Charge-exchange reactions are a unique tool to study the spin-isospin response of nuclei. In contrast to β decay, in which only nuclear states in the limited Q-value window are accessible, charge-exchange reactions probe the entire response function, including the giant resonance region. Gamma-ray tagging in charge-exchange reactions has become an important new experimental tool in recent years, complementing high-resolution particle spectroscopy. A variety of new reaction probes involving the detection of γ rays have been developed to isolate specific spin-isospin excitations in charge-exchange experiments with beams of about 100 MeV/u and above. With rare-isotope beam intensities and γ-ray detection capabilities currently available, the scientific reach of these experiments has been limited: the nuclei studied were light (A<35) and relatively close to stability. With GRETA, the efficiency and quality of these new types of experiments can be vastly improved, and in combination with the availability of intense rare-isotope beams at FRIB, provide exciting opportunities to improve our understanding of the spin-isospin response of nuclei far away from stability.
The (7Li,7Be+γ) reaction in inverse kinematics was used to measure the Gamow-Teller strength distribution in the (n,p) or β+ direction in unstable isotopes [Zeg10,Meh12] with the goal to probe configuration mixing and shell evolution in neutron-rich nuclei. In these experiments, a 429-keV γ line emitted at rest when 7Be is produced in its 1/2- excited state at 429 keV from the 3/2- 7Li ground state, serves as a clean tag for a spin-transfer (ΔS=1) charge-exchange reaction. The excitation energy of the probed rare isotope is determined by tracing the path of the recoiling excited rare isotope in a magnetic spectrometer, while additional information is deduced from detecting in-flight decay γ rays emitted from this recoiled nucleus. Although significant successes were achieved, the technique was limited in part by the ability to detect photons with high efficiency and with sufficient angular resolution to perform Doppler reconstruction of the inflight γ-rays. GRETA will revolutionize these measurements, as both of these issues will be resolved.
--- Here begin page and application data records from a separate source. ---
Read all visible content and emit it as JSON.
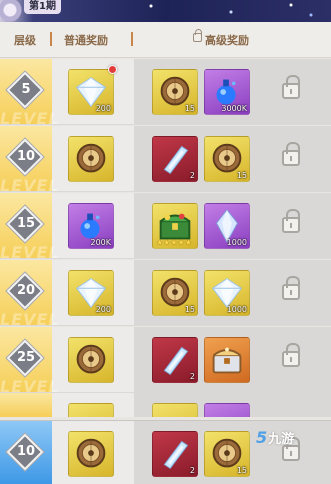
{
  "banner": {
    "period": "第1期"
  },
  "header": {
    "col_level": "层级",
    "col_normal": "普通奖励",
    "col_premium": "高级奖励"
  },
  "rows": [
    {
      "level": "5",
      "normal": {
        "icon": "diamond-icon",
        "qty": "200",
        "has_dot": true
      },
      "premium": [
        {
          "icon": "coin-icon",
          "qty": "15",
          "bg": "gold"
        },
        {
          "icon": "potion-icon",
          "qty": "3000K",
          "bg": "purple"
        }
      ]
    },
    {
      "level": "10",
      "normal": {
        "icon": "coin-icon",
        "qty": ""
      },
      "premium": [
        {
          "icon": "scroll-icon",
          "qty": "2",
          "bg": "red"
        },
        {
          "icon": "coin-icon",
          "qty": "15",
          "bg": "gold"
        }
      ]
    },
    {
      "level": "15",
      "normal": {
        "icon": "potion-icon",
        "qty": "200K",
        "bg": "purple"
      },
      "premium": [
        {
          "icon": "treasure-chest-icon",
          "qty": "",
          "bg": "gold",
          "stars": "★★★★★"
        },
        {
          "icon": "crystal-icon",
          "qty": "1000",
          "bg": "purple"
        }
      ]
    },
    {
      "level": "20",
      "normal": {
        "icon": "diamond-icon",
        "qty": "200"
      },
      "premium": [
        {
          "icon": "coin-icon",
          "qty": "15",
          "bg": "gold"
        },
        {
          "icon": "diamond-icon",
          "qty": "1000",
          "bg": "gold"
        }
      ]
    },
    {
      "level": "25",
      "normal": {
        "icon": "coin-icon",
        "qty": ""
      },
      "premium": [
        {
          "icon": "scroll-icon",
          "qty": "2",
          "bg": "red"
        },
        {
          "icon": "orange-chest-icon",
          "qty": "",
          "bg": "orange"
        }
      ]
    }
  ],
  "current": {
    "level": "10",
    "normal": {
      "icon": "coin-icon",
      "qty": ""
    },
    "premium": [
      {
        "icon": "scroll-icon",
        "qty": "2",
        "bg": "red"
      },
      {
        "icon": "coin-icon",
        "qty": "15",
        "bg": "gold"
      }
    ]
  },
  "watermark": "LEVEL",
  "logo": {
    "mark": "5",
    "text": "九游"
  },
  "colors": {
    "gold_tile": "#e6c844",
    "purple_tile": "#a55fd6",
    "red_tile": "#a6283a",
    "level_yellow": "#f6cf58",
    "level_blue": "#3e98e6"
  }
}
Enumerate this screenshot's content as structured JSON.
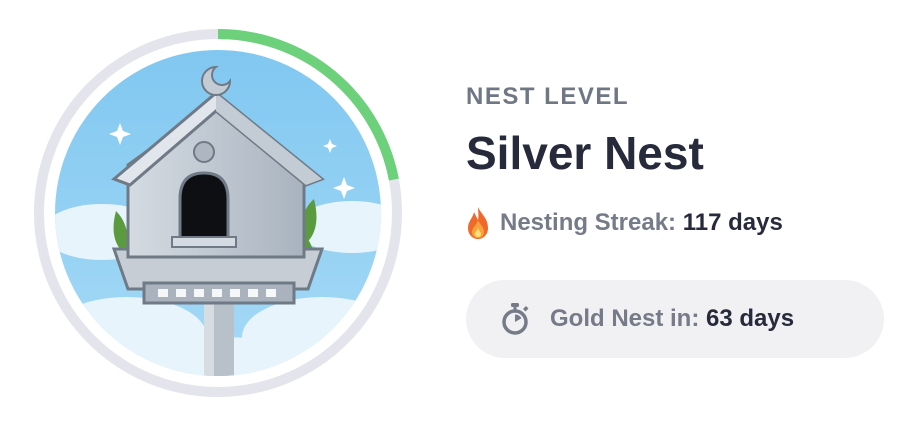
{
  "nest": {
    "level_label": "NEST LEVEL",
    "level_name": "Silver Nest",
    "progress": 0.22
  },
  "streak": {
    "icon": "flame-icon",
    "label": "Nesting Streak:",
    "value": "117 days"
  },
  "next": {
    "icon": "stopwatch-icon",
    "label": "Gold Nest in:",
    "value": "63 days"
  },
  "colors": {
    "progress": "#6cd17a",
    "track": "#e3e4ec",
    "sky": "#8ccdf2",
    "title": "#272a3b",
    "muted": "#757b88",
    "pill": "#f1f1f3"
  }
}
By placing GRETA around the target station of the planned High-Rigidity Spectrometer (HRS), further improvements can be made by including the detection of neutrons emitted in-flight from the excited rare-isotopes, in particular to reconstruct the Gamow-Teller strength beyond the neutron-decay threshold. Such a development would not only benefit nuclear structure studies, but also be of great importance for testing theoretical models used for estimating electron-capture rates in astrophysical phenomena.
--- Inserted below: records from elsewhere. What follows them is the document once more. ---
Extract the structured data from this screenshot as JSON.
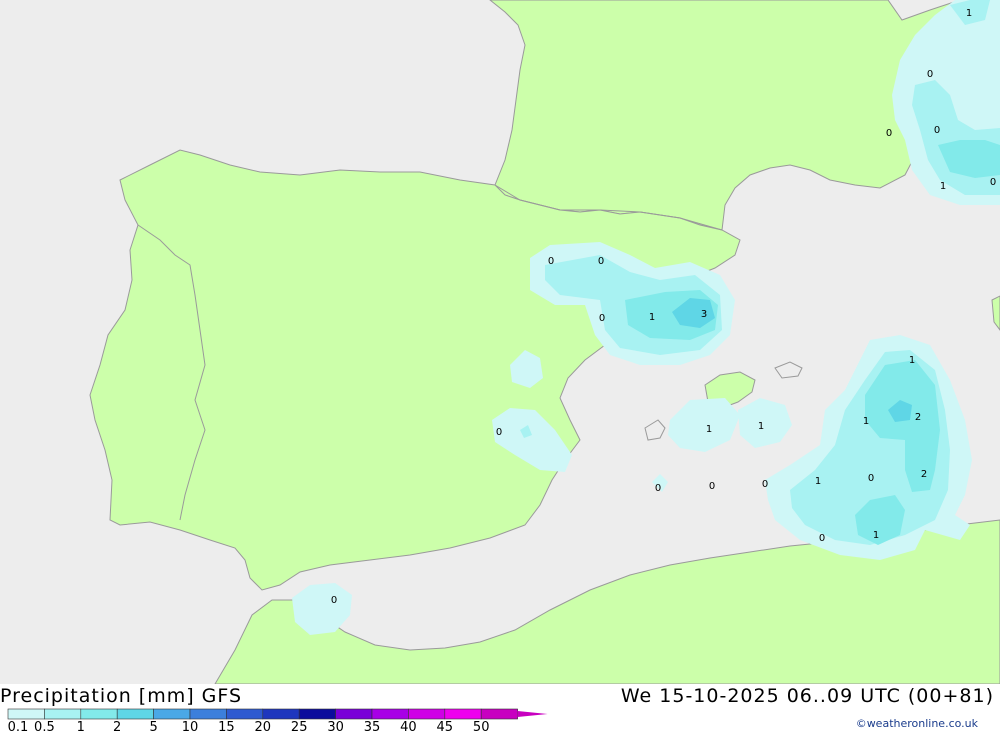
{
  "map": {
    "colors": {
      "sea": "#ededed",
      "land": "#ccffaa",
      "border": "#9a9a9a"
    },
    "contour_labels": [
      {
        "text": "1",
        "lon": 969,
        "lat": 12
      },
      {
        "text": "0",
        "lon": 930,
        "lat": 73
      },
      {
        "text": "0",
        "lon": 889,
        "lat": 132
      },
      {
        "text": "0",
        "lon": 937,
        "lat": 129
      },
      {
        "text": "1",
        "lon": 943,
        "lat": 185
      },
      {
        "text": "0",
        "lon": 993,
        "lat": 181
      },
      {
        "text": "0",
        "lon": 551,
        "lat": 260
      },
      {
        "text": "0",
        "lon": 601,
        "lat": 260
      },
      {
        "text": "0",
        "lon": 602,
        "lat": 317
      },
      {
        "text": "1",
        "lon": 652,
        "lat": 316
      },
      {
        "text": "3",
        "lon": 704,
        "lat": 313
      },
      {
        "text": "0",
        "lon": 499,
        "lat": 431
      },
      {
        "text": "1",
        "lon": 912,
        "lat": 359
      },
      {
        "text": "1",
        "lon": 866,
        "lat": 420
      },
      {
        "text": "2",
        "lon": 918,
        "lat": 416
      },
      {
        "text": "2",
        "lon": 924,
        "lat": 473
      },
      {
        "text": "1",
        "lon": 709,
        "lat": 428
      },
      {
        "text": "1",
        "lon": 761,
        "lat": 425
      },
      {
        "text": "0",
        "lon": 658,
        "lat": 487
      },
      {
        "text": "0",
        "lon": 712,
        "lat": 485
      },
      {
        "text": "0",
        "lon": 765,
        "lat": 483
      },
      {
        "text": "1",
        "lon": 818,
        "lat": 480
      },
      {
        "text": "0",
        "lon": 871,
        "lat": 477
      },
      {
        "text": "1",
        "lon": 876,
        "lat": 534
      },
      {
        "text": "0",
        "lon": 822,
        "lat": 537
      },
      {
        "text": "0",
        "lon": 334,
        "lat": 599
      }
    ]
  },
  "footer": {
    "title": "Precipitation [mm] GFS",
    "timestamp": "We 15-10-2025 06..09 UTC (00+81)",
    "credit": "©weatheronline.co.uk"
  },
  "legend": {
    "ticks": [
      "0.1",
      "0.5",
      "1",
      "2",
      "5",
      "10",
      "15",
      "20",
      "25",
      "30",
      "35",
      "40",
      "45",
      "50"
    ],
    "colors": [
      "#cff7f7",
      "#a8f2f2",
      "#82eaea",
      "#5fd6e6",
      "#4aa8e6",
      "#3c7fdc",
      "#2f5ad0",
      "#1e36be",
      "#0c0c9c",
      "#7a00d8",
      "#a800e6",
      "#cf00e6",
      "#ee00ee",
      "#c800c0"
    ]
  }
}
Equally promising is the use of light rare-isotope beams as novel probes to extract detailed information about specific spin-isospin excitations and giant resonances. For example, the (10C,10B+γ) [Sas12] and (10Be,10B+γ) [Sco14] reactions have been employed to seek unambiguous evidence for the elusive isovector giant monopole resonance [Har01,Yos10,Nik13] (IVGMR). The IVGMR is the isovector partner of the isoscalar giant monopole resonance and can be described macroscopically as an out-of-phase breathing mode of the neutron and proton fluids. A detailed knowledge of its properties will complement information about the equation of state of nuclear matter obtained from the properties of the ISGMR [Har01] and further constrain theoretical models used in, for example, the modeling of neutron skins and neutron stars. Because the IVGMR is not associated with spin transfer (ΔS=0), it is usually impossible to isolate its signature in charge-exchange experiments, since spin transfer transitions (ΔS=1) strongly dominate. By impinging unstable 10C or 10Be (both have Jπ=0+) beams on stable targets, and gating on γ rays from the 0+ excited state in 10B (1.022 MeV γ ray from the decay of the 1.74 MeV 0+ state) that are emitted in flight, a clean ΔS=0 filter can be created. The (10C,10B+γ) experiment [Sas12] suffered from a limited Doppler-reconstructed γ-ray energy resolution, which made it difficult to unambiguously characterize background under the 1.022 MeV γ ray and resulted in relative poor signal-to-noise ratios. The (10Be,10B+γ) experiment [Sco14] resolved these issues by using GRETINA. However, given the limited solid-angle coverage of GRETINA, and the relatively low 10Be beam intensities currently available, the heaviest target that could be studied at NSCL was 28Si.
The use of GRETA, in combination with intense rare-isotope beams at FRIB, will provide unprecedented access to details of the IVGMR, for which the only significant information comes from studies that suffered from very significant and poorly-understood backgrounds [Ere86, Iro86, Nak99]. GRETA provides additional opportunities: due to its near 4π solid-angle coverage, high-energy γ rays can be reconstructed by using add-back techniques, which will enable the detection of direct, high-energy decay branches from giant resonances. Moreover, due to the large solid angle coverage, the angular distribution of the emitted γ rays from specific excitations/resonances can be studied to constrain their multipolarities.